- **WHAT IS REQUIRED**:
Please tally the lines below that contain the word "Shell" and reply with the total alone.

Page and application data records:
Content starts
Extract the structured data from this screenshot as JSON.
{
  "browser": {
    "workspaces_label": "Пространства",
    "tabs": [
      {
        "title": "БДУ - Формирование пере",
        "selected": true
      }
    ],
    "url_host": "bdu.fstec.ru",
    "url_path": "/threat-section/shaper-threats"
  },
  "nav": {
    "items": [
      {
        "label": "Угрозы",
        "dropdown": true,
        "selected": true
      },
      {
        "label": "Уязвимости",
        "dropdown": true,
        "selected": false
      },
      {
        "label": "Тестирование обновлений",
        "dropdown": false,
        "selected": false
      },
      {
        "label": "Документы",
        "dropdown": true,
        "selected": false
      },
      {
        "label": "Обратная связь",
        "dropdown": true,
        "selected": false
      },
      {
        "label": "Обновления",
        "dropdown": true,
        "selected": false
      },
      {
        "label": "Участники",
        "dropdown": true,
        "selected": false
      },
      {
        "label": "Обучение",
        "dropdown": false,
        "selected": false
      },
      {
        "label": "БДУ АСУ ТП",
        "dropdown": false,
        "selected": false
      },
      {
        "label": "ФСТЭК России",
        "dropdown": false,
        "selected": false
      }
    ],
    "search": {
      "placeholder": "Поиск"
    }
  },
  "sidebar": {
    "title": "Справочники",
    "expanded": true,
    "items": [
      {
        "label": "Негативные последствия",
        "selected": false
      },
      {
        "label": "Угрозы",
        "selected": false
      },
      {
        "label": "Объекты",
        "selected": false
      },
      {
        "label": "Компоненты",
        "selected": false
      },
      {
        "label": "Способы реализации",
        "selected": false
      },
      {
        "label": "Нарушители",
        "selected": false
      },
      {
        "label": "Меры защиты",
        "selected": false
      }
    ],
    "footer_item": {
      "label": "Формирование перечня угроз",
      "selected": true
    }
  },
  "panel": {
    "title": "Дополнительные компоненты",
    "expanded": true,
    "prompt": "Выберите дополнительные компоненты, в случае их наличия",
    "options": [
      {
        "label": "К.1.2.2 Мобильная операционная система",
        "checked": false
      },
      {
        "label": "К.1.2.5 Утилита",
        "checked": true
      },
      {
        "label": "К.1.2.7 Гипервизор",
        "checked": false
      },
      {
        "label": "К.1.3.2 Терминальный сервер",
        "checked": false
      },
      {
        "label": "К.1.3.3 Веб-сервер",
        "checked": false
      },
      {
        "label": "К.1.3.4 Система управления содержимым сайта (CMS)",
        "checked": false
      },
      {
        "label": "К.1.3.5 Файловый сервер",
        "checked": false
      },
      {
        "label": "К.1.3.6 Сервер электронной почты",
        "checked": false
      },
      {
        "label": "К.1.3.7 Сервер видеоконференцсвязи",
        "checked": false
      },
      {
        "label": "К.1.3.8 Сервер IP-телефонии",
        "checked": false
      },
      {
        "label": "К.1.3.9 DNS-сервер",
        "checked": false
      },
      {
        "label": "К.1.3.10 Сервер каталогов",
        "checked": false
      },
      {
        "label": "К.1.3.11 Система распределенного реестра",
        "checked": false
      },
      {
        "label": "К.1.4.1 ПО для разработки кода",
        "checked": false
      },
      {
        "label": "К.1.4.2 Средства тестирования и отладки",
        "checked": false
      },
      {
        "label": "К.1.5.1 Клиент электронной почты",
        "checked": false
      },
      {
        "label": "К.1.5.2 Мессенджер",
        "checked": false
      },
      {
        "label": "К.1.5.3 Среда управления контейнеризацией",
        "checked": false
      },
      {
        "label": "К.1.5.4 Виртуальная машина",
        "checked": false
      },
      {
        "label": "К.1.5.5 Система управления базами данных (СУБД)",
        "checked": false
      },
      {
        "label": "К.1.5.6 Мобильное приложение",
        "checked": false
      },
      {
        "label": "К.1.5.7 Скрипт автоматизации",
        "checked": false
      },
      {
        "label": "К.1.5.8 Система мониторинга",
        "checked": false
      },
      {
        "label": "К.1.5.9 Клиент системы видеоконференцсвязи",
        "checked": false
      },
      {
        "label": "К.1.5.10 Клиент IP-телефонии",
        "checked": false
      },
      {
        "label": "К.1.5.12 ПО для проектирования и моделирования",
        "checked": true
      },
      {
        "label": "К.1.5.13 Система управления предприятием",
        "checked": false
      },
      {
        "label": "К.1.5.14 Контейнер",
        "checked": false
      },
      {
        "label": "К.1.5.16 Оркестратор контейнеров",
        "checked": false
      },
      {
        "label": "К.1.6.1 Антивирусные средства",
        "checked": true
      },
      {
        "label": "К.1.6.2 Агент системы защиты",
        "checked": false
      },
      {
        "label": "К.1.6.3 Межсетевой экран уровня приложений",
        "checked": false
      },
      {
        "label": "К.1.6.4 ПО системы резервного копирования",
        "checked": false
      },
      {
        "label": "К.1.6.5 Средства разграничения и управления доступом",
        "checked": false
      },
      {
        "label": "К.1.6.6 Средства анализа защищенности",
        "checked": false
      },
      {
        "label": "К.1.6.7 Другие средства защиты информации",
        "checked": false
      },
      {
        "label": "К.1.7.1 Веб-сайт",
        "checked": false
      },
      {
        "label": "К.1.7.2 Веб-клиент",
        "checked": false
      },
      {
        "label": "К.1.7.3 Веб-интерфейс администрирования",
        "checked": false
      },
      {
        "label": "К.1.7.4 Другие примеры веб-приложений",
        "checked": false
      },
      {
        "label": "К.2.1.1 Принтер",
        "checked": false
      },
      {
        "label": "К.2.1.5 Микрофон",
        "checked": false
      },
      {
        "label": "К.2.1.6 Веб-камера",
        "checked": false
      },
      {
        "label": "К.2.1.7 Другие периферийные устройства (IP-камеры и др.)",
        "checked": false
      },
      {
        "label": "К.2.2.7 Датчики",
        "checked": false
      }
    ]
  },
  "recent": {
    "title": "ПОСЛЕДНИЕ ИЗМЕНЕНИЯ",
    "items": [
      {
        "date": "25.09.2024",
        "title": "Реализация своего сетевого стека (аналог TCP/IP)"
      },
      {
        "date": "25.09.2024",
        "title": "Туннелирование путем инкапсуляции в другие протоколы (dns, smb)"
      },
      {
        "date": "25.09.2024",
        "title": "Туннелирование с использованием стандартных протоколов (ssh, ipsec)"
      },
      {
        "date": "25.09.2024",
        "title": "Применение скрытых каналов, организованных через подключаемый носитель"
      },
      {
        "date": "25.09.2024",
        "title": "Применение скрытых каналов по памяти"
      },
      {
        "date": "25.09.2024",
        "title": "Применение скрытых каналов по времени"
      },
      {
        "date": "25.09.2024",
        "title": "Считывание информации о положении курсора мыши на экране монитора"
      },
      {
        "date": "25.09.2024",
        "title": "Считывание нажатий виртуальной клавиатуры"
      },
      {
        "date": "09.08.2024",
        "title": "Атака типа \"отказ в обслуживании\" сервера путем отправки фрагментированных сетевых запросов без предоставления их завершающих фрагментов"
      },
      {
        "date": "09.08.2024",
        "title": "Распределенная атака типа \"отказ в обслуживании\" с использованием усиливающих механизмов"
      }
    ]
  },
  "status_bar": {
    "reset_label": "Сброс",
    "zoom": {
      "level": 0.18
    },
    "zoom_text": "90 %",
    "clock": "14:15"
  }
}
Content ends
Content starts
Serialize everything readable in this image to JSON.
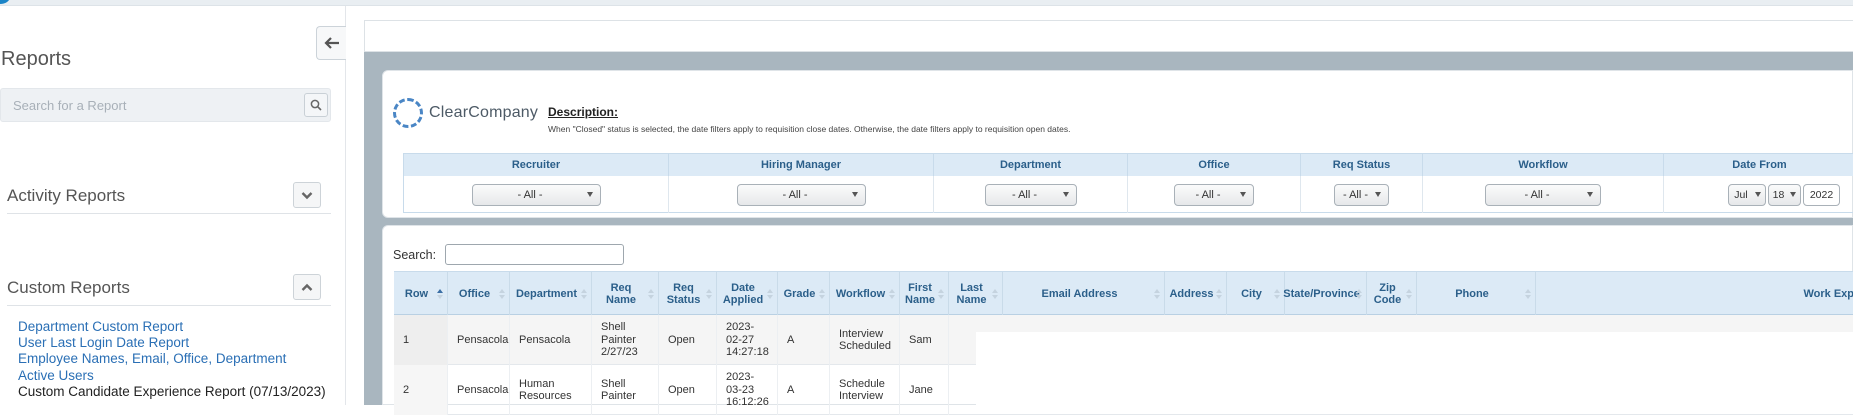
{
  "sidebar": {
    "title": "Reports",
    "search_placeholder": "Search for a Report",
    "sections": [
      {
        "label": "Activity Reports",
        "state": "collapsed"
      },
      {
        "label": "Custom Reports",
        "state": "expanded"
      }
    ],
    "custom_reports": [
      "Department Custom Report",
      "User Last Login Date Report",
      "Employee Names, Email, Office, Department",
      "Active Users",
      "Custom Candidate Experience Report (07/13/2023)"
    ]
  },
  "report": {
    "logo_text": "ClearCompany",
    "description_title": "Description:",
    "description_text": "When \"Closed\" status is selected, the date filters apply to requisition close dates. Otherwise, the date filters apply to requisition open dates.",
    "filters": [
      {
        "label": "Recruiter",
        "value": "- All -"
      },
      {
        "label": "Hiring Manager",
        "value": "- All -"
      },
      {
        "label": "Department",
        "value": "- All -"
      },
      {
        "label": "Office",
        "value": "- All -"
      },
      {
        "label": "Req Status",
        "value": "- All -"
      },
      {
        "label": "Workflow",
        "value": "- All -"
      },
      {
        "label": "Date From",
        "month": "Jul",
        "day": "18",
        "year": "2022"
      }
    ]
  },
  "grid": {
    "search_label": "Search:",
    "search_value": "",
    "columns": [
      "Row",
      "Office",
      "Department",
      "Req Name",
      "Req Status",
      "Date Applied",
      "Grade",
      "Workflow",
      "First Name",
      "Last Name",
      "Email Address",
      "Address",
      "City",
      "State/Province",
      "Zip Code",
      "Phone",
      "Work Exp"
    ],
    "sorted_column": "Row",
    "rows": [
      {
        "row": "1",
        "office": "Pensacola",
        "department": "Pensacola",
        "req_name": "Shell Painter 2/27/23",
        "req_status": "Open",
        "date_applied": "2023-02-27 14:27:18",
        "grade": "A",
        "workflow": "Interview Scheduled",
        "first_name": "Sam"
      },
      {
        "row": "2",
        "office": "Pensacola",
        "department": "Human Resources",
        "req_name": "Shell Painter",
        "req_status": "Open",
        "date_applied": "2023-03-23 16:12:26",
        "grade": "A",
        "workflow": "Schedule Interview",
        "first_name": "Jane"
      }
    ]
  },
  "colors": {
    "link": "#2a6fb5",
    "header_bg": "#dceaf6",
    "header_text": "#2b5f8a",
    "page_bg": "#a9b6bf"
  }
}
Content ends
- **THE ANSWER**:
2